Provided data —
________
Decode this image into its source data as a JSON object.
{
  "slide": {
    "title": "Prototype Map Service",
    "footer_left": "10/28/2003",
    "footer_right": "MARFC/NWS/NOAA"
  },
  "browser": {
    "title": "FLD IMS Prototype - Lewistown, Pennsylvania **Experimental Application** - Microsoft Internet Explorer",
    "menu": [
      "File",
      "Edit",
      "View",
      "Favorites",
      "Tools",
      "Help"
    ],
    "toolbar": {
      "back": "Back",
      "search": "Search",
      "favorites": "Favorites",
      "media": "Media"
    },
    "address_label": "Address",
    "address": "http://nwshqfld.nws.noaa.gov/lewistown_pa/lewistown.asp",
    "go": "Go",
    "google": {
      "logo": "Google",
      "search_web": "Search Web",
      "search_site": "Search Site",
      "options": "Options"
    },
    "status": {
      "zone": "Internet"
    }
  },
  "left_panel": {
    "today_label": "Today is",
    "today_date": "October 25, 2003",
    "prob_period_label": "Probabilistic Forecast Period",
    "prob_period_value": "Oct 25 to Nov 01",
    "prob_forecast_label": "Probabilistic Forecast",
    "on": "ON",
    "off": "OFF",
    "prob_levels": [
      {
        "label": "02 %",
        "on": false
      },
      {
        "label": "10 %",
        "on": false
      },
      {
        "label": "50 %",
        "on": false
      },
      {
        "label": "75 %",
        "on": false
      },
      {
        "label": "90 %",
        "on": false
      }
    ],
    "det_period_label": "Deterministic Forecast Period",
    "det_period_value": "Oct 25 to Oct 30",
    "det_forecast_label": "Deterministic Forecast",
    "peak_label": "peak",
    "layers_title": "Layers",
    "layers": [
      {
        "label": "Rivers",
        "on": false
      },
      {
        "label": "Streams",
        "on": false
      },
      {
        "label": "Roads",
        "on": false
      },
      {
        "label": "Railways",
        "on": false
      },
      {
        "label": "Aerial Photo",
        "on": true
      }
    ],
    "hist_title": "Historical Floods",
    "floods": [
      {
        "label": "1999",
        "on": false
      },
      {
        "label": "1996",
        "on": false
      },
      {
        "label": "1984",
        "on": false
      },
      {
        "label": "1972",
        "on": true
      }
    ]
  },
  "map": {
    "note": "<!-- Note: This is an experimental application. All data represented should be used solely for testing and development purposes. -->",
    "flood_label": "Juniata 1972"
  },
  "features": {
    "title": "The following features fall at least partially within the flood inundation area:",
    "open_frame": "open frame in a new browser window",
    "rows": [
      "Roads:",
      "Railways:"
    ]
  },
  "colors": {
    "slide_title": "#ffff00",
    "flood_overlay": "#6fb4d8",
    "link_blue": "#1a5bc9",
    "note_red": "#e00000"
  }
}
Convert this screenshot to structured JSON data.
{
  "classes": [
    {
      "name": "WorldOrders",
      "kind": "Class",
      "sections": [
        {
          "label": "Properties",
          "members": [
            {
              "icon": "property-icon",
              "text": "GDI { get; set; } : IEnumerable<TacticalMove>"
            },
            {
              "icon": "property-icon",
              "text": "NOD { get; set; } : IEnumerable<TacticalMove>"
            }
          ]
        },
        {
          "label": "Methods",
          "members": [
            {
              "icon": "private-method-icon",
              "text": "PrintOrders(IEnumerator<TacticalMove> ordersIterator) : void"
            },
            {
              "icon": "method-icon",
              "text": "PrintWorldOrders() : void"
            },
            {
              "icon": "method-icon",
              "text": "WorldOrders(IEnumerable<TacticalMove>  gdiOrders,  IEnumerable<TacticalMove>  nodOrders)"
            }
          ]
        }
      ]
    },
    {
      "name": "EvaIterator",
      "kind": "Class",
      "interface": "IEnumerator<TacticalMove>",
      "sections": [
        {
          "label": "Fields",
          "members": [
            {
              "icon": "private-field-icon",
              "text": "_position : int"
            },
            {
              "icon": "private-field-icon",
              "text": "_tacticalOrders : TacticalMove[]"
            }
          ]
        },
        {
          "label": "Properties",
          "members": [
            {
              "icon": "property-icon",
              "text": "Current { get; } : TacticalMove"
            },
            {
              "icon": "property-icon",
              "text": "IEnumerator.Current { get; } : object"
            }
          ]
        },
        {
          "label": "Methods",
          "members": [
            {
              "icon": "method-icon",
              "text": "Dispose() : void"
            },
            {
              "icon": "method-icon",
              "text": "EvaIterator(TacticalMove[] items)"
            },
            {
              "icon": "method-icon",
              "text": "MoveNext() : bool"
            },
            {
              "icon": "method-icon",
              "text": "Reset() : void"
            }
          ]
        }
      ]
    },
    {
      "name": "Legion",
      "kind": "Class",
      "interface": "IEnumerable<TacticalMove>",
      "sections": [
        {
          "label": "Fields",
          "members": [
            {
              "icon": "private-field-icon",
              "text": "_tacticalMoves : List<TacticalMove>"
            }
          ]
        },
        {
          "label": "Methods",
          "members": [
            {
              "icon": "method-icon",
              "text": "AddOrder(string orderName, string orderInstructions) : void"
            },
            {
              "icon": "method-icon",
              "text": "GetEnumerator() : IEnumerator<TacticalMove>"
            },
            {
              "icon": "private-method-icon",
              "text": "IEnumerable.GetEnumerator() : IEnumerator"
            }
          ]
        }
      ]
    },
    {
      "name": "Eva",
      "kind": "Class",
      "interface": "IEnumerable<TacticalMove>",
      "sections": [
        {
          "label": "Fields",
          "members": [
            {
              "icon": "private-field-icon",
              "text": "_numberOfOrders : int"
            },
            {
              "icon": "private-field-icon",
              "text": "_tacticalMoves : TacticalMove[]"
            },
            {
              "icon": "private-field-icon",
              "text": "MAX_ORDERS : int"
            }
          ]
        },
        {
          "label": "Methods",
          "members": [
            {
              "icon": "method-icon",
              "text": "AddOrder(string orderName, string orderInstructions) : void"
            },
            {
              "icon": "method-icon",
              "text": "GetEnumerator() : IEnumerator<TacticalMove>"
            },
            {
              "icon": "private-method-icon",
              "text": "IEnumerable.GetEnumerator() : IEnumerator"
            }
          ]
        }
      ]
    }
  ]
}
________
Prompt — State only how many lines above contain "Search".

Task response — 3